And yes, some of the upholders of minority power are themselves women — women working in service of a brutal white patriarch and the brutal white patriarchal party he leads. Similarly, a majority of white women voted for Trump, and always vote for his party, because they benefit from white supremacy even as they are subjugated by patriarchy. This same dynamic explains why higher percentages of men in every racial category voted for Trump and his party: They gain through the patriarchy even as they are oppressed by white supremacy. This is how minority rule persists.
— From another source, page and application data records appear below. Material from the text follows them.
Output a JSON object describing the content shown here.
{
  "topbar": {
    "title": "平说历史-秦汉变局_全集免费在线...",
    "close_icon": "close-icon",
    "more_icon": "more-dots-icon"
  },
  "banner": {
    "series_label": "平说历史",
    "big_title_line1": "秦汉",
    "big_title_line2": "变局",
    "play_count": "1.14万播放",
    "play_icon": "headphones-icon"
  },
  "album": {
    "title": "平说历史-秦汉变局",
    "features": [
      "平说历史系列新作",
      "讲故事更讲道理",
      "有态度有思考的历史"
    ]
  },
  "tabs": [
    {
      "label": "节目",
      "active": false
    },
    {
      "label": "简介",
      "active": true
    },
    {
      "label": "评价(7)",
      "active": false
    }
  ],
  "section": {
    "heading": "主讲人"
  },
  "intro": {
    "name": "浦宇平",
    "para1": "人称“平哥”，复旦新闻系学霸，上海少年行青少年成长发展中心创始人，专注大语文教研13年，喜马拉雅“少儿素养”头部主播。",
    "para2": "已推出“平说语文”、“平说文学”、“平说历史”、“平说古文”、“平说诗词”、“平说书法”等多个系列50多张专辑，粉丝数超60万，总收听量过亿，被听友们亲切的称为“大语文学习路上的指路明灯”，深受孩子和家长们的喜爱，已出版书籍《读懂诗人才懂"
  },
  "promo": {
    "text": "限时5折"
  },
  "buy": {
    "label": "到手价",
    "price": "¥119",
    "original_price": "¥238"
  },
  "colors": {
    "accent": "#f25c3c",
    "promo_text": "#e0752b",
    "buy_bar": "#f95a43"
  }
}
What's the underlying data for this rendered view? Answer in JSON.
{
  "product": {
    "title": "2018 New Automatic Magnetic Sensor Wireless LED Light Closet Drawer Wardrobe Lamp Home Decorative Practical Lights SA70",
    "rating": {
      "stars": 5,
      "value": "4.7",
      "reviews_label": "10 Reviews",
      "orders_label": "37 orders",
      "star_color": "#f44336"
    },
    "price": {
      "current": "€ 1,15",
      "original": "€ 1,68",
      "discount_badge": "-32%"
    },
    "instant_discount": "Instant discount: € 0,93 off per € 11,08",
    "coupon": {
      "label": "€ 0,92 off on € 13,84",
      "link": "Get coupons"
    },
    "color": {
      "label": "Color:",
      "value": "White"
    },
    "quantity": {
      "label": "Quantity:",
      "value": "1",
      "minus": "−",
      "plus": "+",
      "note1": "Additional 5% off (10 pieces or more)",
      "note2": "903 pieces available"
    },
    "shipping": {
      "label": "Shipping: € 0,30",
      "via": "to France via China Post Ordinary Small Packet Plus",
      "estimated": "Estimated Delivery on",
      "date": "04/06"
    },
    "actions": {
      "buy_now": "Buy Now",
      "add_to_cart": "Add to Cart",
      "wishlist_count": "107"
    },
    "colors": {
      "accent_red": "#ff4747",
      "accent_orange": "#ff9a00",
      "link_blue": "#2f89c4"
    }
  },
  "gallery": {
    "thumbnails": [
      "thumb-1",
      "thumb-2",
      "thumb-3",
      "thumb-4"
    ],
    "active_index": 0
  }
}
To publicly rebuke a black woman’s support for protest and not the powerful white patriarch’s thinly veiled call to violence against her is to play on the very same impulses that Trump himself plays on: racist and sexist anxiety about noncompliant women and nonwhites, and the drive to punish them.

These people had nice dinners in restaurants interrupted. They did not have their children pulled from their arms, perhaps forever; they were not refused refuge based on their country of origin or their religion or the color of their skin; they were not denied due process; nor were they denied a full range of health-care options, forced to carry a baby against their will, separated from their families via the criminal justice system, or shot in the back by police for the mere act of being young and black.

One reason that the fury of women is regularly dismissed as theatrical and marginal and unserious is precisely because, on some level, the powerful must sense that it is the opposite of all of those things. That, in fact, it presents a very real threat.

Read the story